Olympics and Television

This is a point-by-point discussion of the LA Times article found here.

TURIN, Italy — As Olympic TV ratings sagged over the last two weeks and viewers switched channels from the Games to “American Idol,” NBC got one piece of very good news.

The network’s website for the 2006 Turin Games, NBCOlympics.com, recorded 338 million page views through Saturday, more than doubling the number of hits from the 2002 Salt Lake City Games.

And that, some experts said, was promising not only for broadcasters but for the entire Olympic movement. “We are clearly in a new era,” said David Carter, executive director of the USC Sports Business Institute. “We have to see a new model for how the Olympics are delivered.”
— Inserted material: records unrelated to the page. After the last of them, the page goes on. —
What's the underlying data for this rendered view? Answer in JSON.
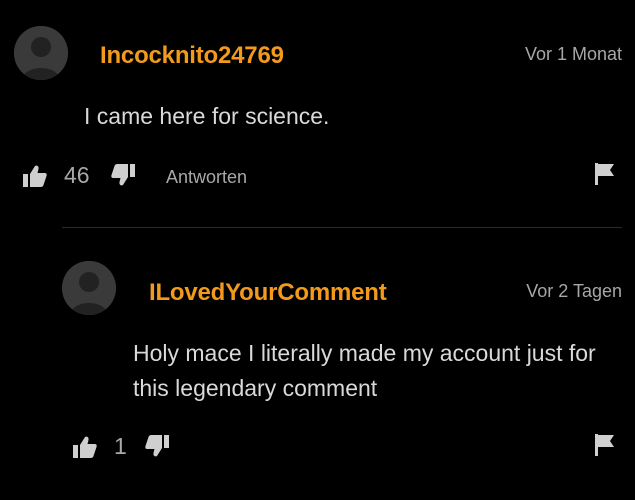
{
  "comments": [
    {
      "username": "Incocknito24769",
      "timestamp": "Vor 1 Monat",
      "text": "I came here for science.",
      "likes": "46",
      "reply_label": "Antworten"
    },
    {
      "username": "ILovedYourComment",
      "timestamp": "Vor 2 Tagen",
      "text": "Holy mace I literally made my account just for this legendary comment",
      "likes": "1"
    }
  ],
  "colors": {
    "background": "#000000",
    "username": "#f39a1c",
    "muted": "#a8a8a8"
  },
  "icons": [
    "avatar-placeholder",
    "thumbs-up-icon",
    "thumbs-down-icon",
    "flag-icon"
  ]
}
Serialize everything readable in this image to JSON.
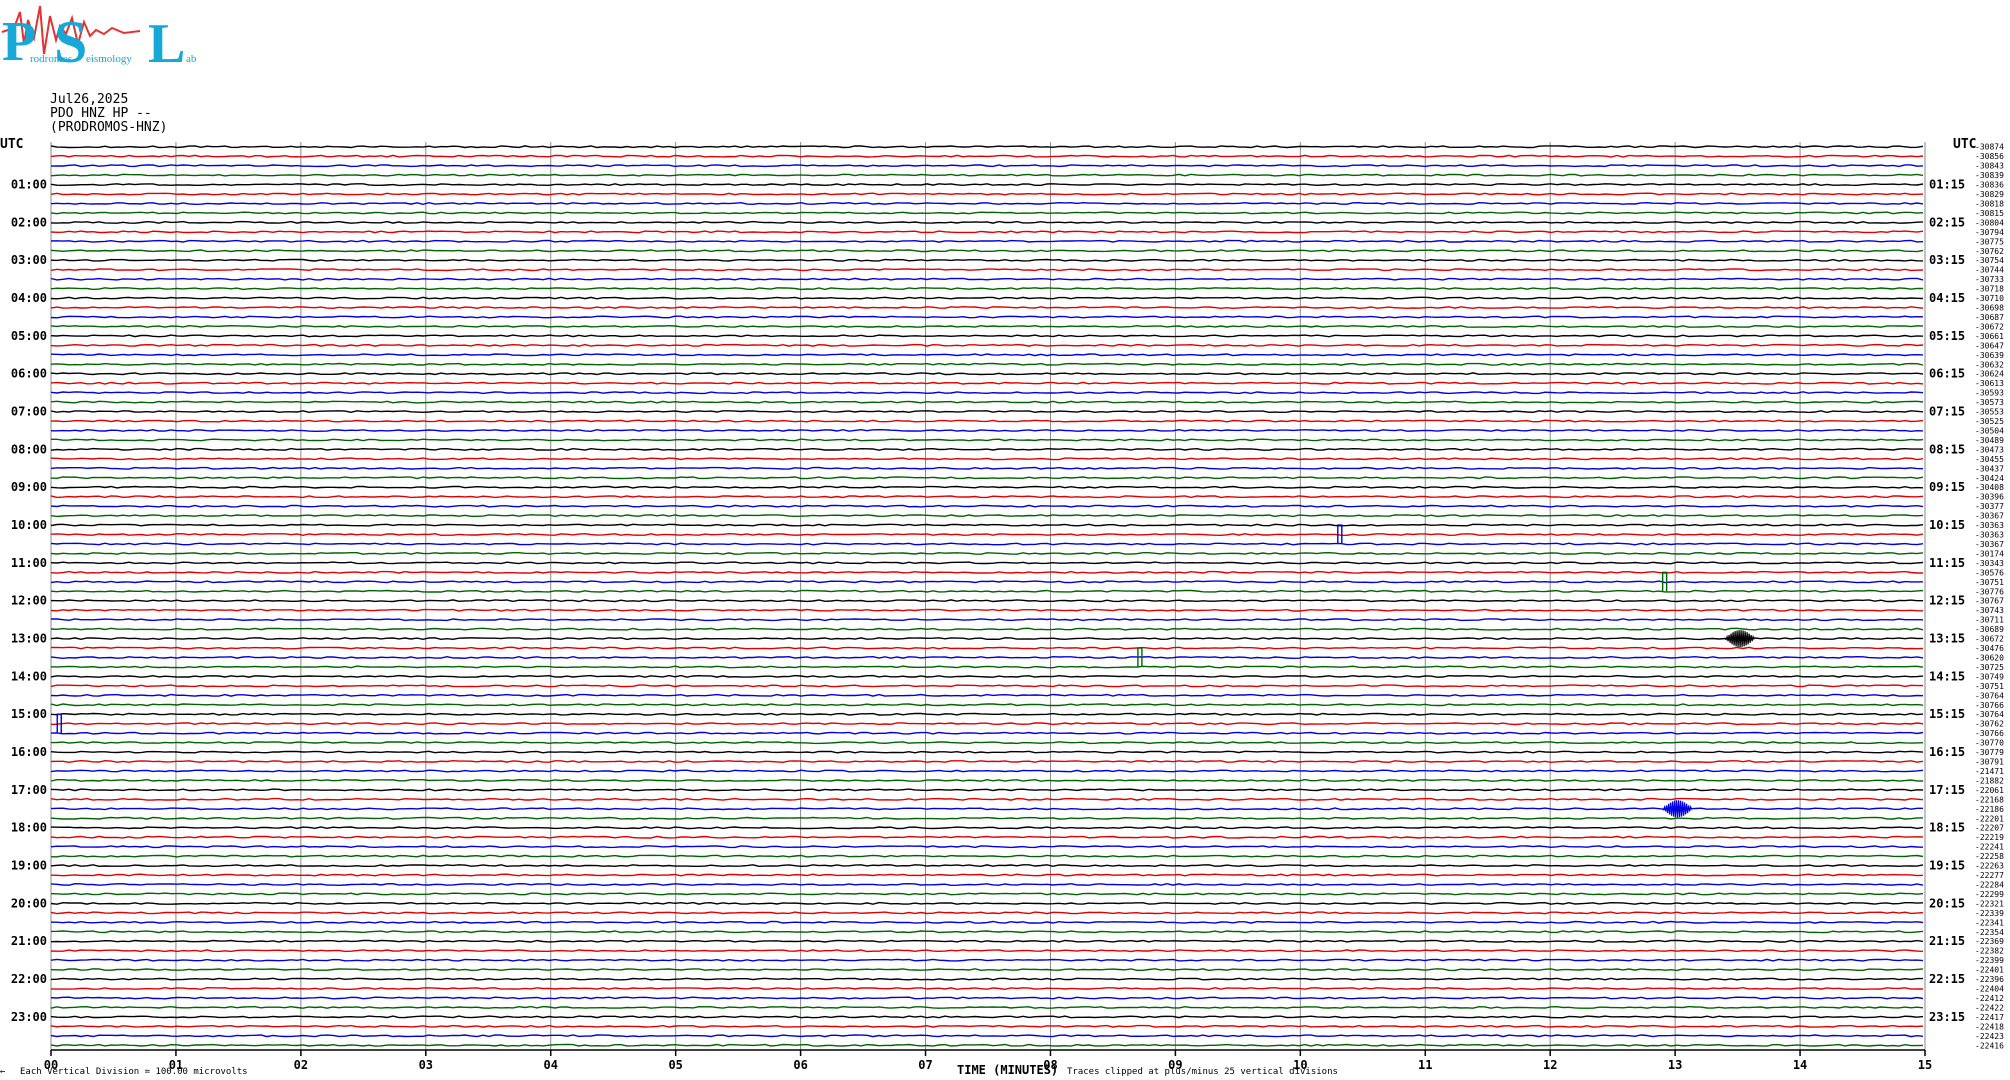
{
  "logo": {
    "big_letters": [
      "P",
      "S",
      "L"
    ],
    "words": [
      "rodromos",
      "eismology",
      "ab"
    ],
    "color": "#16a8d8",
    "wave_color": "#e23232"
  },
  "header": {
    "date": "Jul26,2025",
    "station": "PDO HNZ HP --",
    "site": "(PRODROMOS-HNZ)"
  },
  "footer": {
    "corner_mark": "←",
    "scale_note": "Each Vertical Division =  100.00 microvolts",
    "xlabel": "TIME (MINUTES)",
    "clip_note": "Traces clipped at plus/minus 25 vertical divisions"
  },
  "colors": {
    "cycle": [
      "#000000",
      "#e00000",
      "#0000e0",
      "#006400"
    ],
    "grid": "#8a8a8a"
  },
  "chart_data": {
    "type": "line",
    "title": "",
    "xlabel": "TIME (MINUTES)",
    "ylabel_left": "UTC",
    "ylabel_right": "UTC",
    "xlim": [
      0,
      15
    ],
    "x_ticks": [
      "00",
      "01",
      "02",
      "03",
      "04",
      "05",
      "06",
      "07",
      "08",
      "09",
      "10",
      "11",
      "12",
      "13",
      "14",
      "15"
    ],
    "rows": 96,
    "minutes_per_row": 15,
    "left_labels": [
      "01:00",
      "02:00",
      "03:00",
      "04:00",
      "05:00",
      "06:00",
      "07:00",
      "08:00",
      "09:00",
      "10:00",
      "11:00",
      "12:00",
      "13:00",
      "14:00",
      "15:00",
      "16:00",
      "17:00",
      "18:00",
      "19:00",
      "20:00",
      "21:00",
      "22:00",
      "23:00"
    ],
    "right_labels": [
      "01:15",
      "02:15",
      "03:15",
      "04:15",
      "05:15",
      "06:15",
      "07:15",
      "08:15",
      "09:15",
      "10:15",
      "11:15",
      "12:15",
      "13:15",
      "14:15",
      "15:15",
      "16:15",
      "17:15",
      "18:15",
      "19:15",
      "20:15",
      "21:15",
      "22:15",
      "23:15"
    ],
    "row_offsets": [
      "-30874",
      "-30856",
      "-30843",
      "-30839",
      "-30836",
      "-30829",
      "-30818",
      "-30815",
      "-30804",
      "-30794",
      "-30775",
      "-30762",
      "-30754",
      "-30744",
      "-30733",
      "-30718",
      "-30710",
      "-30698",
      "-30687",
      "-30672",
      "-30661",
      "-30647",
      "-30639",
      "-30632",
      "-30624",
      "-30613",
      "-30593",
      "-30573",
      "-30553",
      "-30525",
      "-30504",
      "-30489",
      "-30473",
      "-30455",
      "-30437",
      "-30424",
      "-30408",
      "-30396",
      "-30377",
      "-30367",
      "-30363",
      "-30363",
      "-30367",
      "-30174",
      "-30343",
      "-30576",
      "-30751",
      "-30776",
      "-30767",
      "-30743",
      "-30711",
      "-30689",
      "-30672",
      "-30476",
      "-30620",
      "-30725",
      "-30749",
      "-30751",
      "-30764",
      "-30766",
      "-30764",
      "-30762",
      "-30766",
      "-30770",
      "-30779",
      "-30791",
      "-21471",
      "-21882",
      "-22061",
      "-22168",
      "-22186",
      "-22201",
      "-22207",
      "-22219",
      "-22241",
      "-22258",
      "-22263",
      "-22277",
      "-22284",
      "-22299",
      "-22321",
      "-22339",
      "-22341",
      "-22354",
      "-22369",
      "-22382",
      "-22399",
      "-22401",
      "-22396",
      "-22404",
      "-22412",
      "-22422",
      "-22417",
      "-22418",
      "-22423",
      "-22416"
    ],
    "events": [
      {
        "row": 42,
        "minute": 10.3,
        "kind": "step"
      },
      {
        "row": 47,
        "minute": 12.9,
        "kind": "step"
      },
      {
        "row": 52,
        "minute": 13.4,
        "kind": "burst"
      },
      {
        "row": 55,
        "minute": 8.7,
        "kind": "step"
      },
      {
        "row": 62,
        "minute": 0.05,
        "kind": "step"
      },
      {
        "row": 70,
        "minute": 12.9,
        "kind": "burst"
      }
    ]
  }
}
The Internet could lead straight to a group that broadcasters and the International Olympic Committee covet most — young fans. Enmeshed in a world of text messaging, chat rooms and instant news, this demographic appears to be turned off by nightly packaged programming.

Actually, everyone was turned off by nightly packaged programming. This isn’t some reaction of the hip youth against old fogies, it’s the reaction of a country with a lot of channels to choose from against a ludicrous idea that people would watch 4 hours of olympics every night for two weeks.

For the last summer olympics I tried to record sports I wanted to see, but they were lost in gigantic 3 or 4 hour blocks that often didn’t even contain the sports they claimed would be shown. When I saw this year that it was the same thing, I didn’t even bother scheduling recordings.

With the time difference in Italy, that meant waiting around to watch events that had finished hours earlier.

“They’re saying, ‘What do you mean I can’t see it now?’ ” said Paul Swangard, managing director of the Warsaw Sports Marketing Center at the University of Oregon.

Not only are young consumers hungry for quick information, experts said, they are accustomed to paying for it.

I thought the internet was full of blood-sucking pirates who wouldn’t pay for anything?

Unlike their parents, who grew up watching over-the-air television and listening to the radio, the newer generation is comfortable with monthly cable bills and pay-per-view and spending money to download music.

In an odd way, putting more of the Games online with streaming video would hark back to the “Triplecast,” an old broadcasting experiment gone awry.

At the 1992 Barcelona Games, NBC offered a subscription package that gave viewers live and greatly expanded coverage. There weren’t many takers and the “Triplecast” flopped, considered something of a joke within the industry.

Yet, more than a decade later, the model might be updated.

“The notion of what it represented is not a bad idea in 2006,” Swangard said. “This idea that someone is willing to pay for the Olympics when they want it, how they want it.”

The tricky part will be figuring out how to package myriad events and how to charge for them.

NBC, I’ll save you millions of dollars and tell you the answer: Set up a TV schedule that lists exactly when events occur so that a Tivo or other recording device can record only the sports I want to watch. Then upload every single event as separate clips online, so I can watch everything.

Should viewers have to subscribe to the entire Games? Might they be able to order specific events or days? And how can the IOC protect itself against piracy in a wide-open medium?

Another free answer: a one-time fee for access to everything. It should cost 10$. After I pay my 10$ I can download and stream every single clip of every athlete in every event. Piracy will be a non-issue if you make it work on all three major platforms, provide decent resolution, and make it painless to search for whatever I want. Customizable, authenticated RSS feeds with enclosures would mean I could download just Jamaican Bobsledders, or only Sasha Cohen. This is all doable right now.

“It’s an incredible challenge and an incredible burden,” Carter said.

In light of television ratings the last two weeks, it might be a challenge worth facing.

“For generations, the media has supplied [the Olympics] on their own terms,” Carter said. “Now consumers are demanding how they want it, and it’s about time the industry woke up.”

The crazy thing about this discussion is that it’s only happening after the Olympics, after the poor ratings that everyone predicted. Everyone knew the Olympics were going to bomb, and they did. How bad are the ratings going to have to get until NBC decides to try something different? Or will we have to wait until someone else buys the Olympics rights before anything changes?